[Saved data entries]
━━━━━━
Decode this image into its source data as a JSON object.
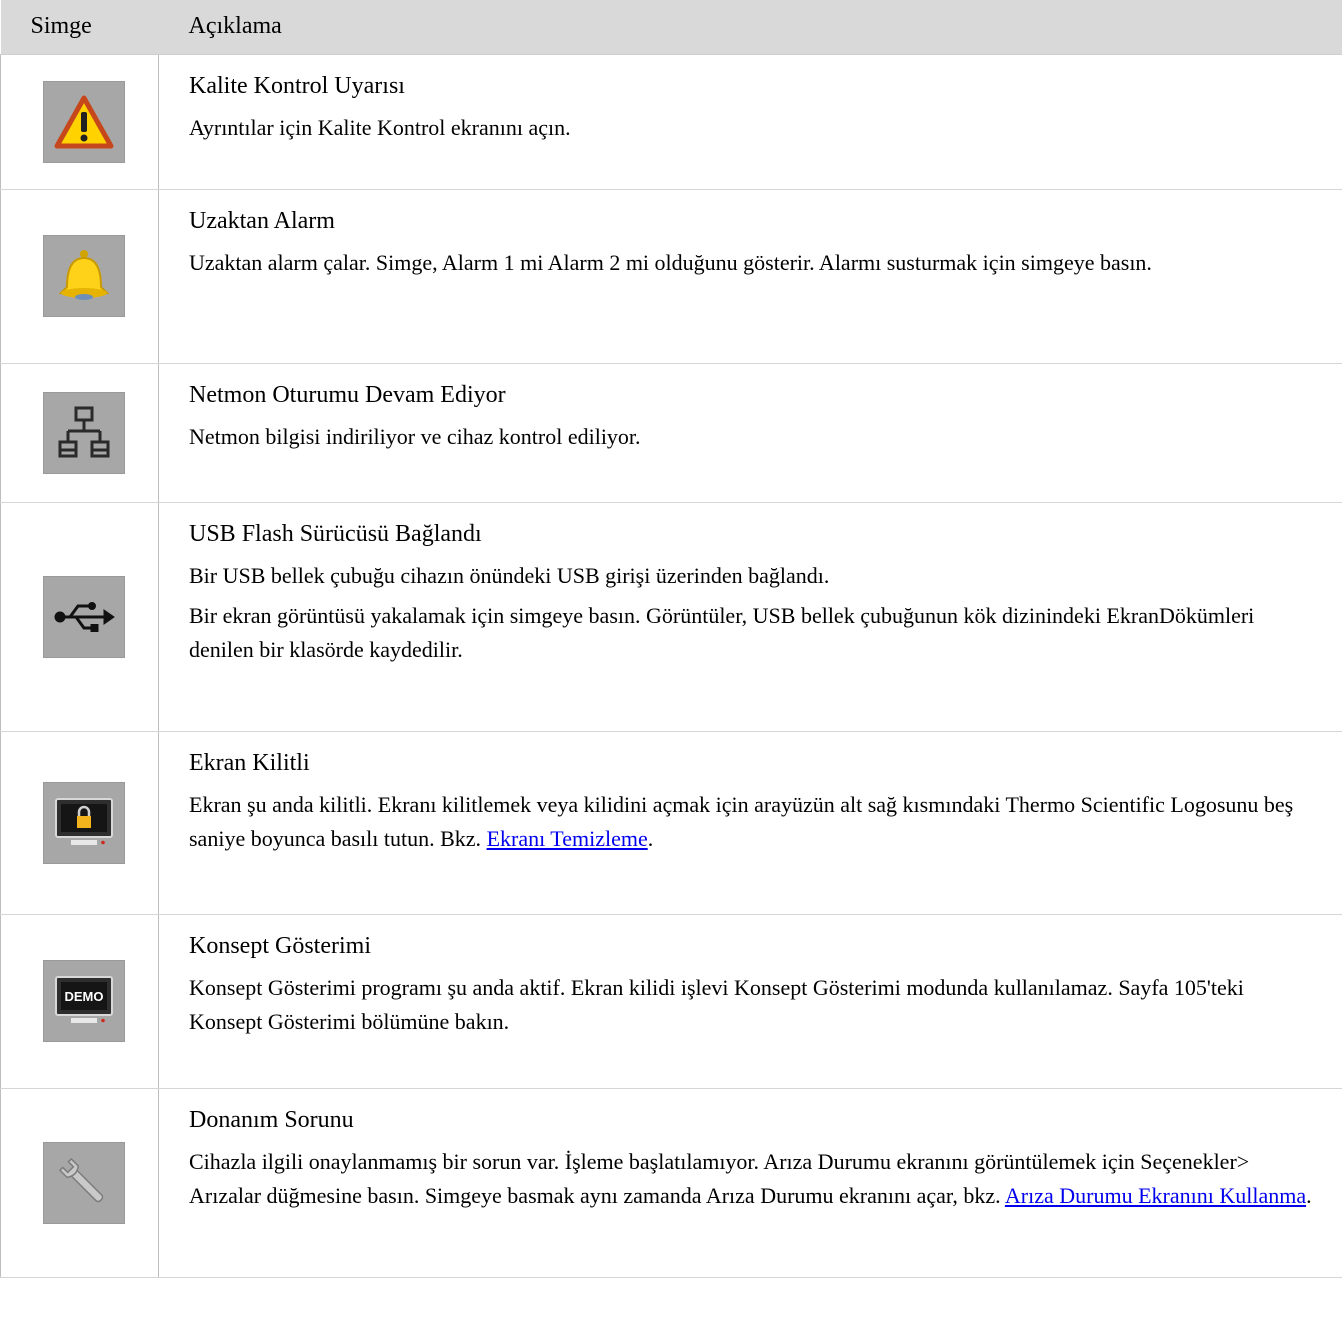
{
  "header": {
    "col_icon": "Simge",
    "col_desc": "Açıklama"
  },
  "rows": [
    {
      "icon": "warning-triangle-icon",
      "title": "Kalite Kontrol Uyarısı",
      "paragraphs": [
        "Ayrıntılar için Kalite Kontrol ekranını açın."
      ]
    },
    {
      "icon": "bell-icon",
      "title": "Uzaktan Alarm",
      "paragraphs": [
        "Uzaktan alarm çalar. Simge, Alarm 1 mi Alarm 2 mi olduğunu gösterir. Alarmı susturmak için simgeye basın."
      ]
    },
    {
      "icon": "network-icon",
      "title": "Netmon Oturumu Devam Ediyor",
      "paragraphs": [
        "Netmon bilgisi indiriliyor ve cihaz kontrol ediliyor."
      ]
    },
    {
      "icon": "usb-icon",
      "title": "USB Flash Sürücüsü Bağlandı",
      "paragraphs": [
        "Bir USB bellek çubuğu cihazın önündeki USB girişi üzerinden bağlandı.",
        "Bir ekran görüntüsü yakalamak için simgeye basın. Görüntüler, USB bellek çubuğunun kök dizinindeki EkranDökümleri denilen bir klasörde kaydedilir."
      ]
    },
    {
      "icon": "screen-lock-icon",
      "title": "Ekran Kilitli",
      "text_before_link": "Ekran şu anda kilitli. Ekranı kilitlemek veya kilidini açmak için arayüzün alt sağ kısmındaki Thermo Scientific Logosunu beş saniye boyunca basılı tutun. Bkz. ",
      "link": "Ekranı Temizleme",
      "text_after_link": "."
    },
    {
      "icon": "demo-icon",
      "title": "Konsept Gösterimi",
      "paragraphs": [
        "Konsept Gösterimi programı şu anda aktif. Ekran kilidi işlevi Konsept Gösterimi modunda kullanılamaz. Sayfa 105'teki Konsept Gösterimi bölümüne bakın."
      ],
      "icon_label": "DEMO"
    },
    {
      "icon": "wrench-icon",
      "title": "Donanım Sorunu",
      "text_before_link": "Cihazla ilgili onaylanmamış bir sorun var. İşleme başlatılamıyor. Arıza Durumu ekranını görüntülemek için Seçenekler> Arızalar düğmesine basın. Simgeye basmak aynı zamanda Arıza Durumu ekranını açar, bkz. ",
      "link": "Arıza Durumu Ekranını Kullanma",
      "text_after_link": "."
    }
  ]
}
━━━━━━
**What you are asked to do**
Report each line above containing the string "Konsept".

**Answer section**
      "title": "Konsept Gösterimi",
        "Konsept Gösterimi programı şu anda aktif. Ekran kilidi işlevi Konsept Gösterimi modunda kullanılamaz. Sayfa 105'teki Konsept Gösterimi bölümüne bakın."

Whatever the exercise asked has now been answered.